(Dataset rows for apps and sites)
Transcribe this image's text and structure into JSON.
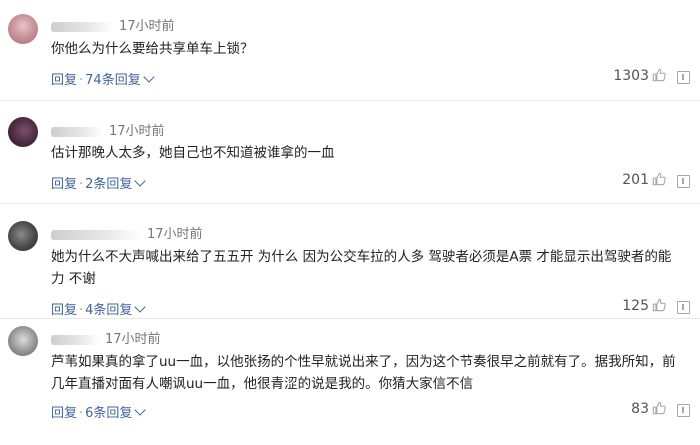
{
  "comments": [
    {
      "time": "17小时前",
      "text": "你他么为什么要给共享单车上锁？",
      "reply_label": "回复",
      "sep": "·",
      "replies": "74条回复",
      "likes": "1303"
    },
    {
      "time": "17小时前",
      "text": "估计那晚人太多，她自己也不知道被谁拿的一血",
      "reply_label": "回复",
      "sep": "·",
      "replies": "2条回复",
      "likes": "201"
    },
    {
      "time": "17小时前",
      "text": "她为什么不大声喊出来给了五五开 为什么 因为公交车拉的人多 驾驶者必须是A票 才能显示出驾驶者的能力 不谢",
      "reply_label": "回复",
      "sep": "·",
      "replies": "4条回复",
      "likes": "125"
    },
    {
      "time": "17小时前",
      "text": "芦苇如果真的拿了uu一血，以他张扬的个性早就说出来了，因为这个节奏很早之前就有了。据我所知，前几年直播对面有人嘲讽uu一血，他很青涩的说是我的。你猜大家信不信",
      "reply_label": "回复",
      "sep": "·",
      "replies": "6条回复",
      "likes": "83"
    }
  ],
  "colors": {
    "link": "#406599",
    "text": "#222222",
    "meta": "#777777"
  },
  "icons": {
    "like": "thumbs-up-icon",
    "report": "report-icon"
  }
}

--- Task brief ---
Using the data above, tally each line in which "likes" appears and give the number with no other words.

--- Exercise solution ---
4